Exercise aim ▸
Determine the number of lines in the listing below in which the word "СОФИЯ" is present, and state it without comment.

Record extracts ▸
========

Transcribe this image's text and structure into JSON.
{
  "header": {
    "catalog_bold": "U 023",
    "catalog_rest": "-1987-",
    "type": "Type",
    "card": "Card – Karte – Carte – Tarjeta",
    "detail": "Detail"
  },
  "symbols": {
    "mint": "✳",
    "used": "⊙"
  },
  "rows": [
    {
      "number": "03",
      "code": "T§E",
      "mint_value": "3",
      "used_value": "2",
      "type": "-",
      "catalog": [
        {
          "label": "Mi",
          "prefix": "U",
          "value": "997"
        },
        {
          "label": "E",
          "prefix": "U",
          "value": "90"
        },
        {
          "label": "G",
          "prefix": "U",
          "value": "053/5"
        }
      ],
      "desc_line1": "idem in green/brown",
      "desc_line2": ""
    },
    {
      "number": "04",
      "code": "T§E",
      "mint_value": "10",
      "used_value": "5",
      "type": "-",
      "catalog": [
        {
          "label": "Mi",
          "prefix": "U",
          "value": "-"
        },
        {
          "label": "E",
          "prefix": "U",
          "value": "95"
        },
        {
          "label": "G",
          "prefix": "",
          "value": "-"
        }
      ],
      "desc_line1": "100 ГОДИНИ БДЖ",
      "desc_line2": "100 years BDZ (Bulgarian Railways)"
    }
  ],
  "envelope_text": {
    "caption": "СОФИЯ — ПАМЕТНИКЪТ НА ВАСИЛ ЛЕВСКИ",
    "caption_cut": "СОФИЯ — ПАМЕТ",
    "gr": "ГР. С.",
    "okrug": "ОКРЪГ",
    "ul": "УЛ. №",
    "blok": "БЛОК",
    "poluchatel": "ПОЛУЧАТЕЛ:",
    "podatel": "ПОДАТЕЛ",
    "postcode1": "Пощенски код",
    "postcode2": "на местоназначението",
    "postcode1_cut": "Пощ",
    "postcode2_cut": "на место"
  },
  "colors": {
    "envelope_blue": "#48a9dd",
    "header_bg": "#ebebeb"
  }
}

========

Answer to the problem ▸
2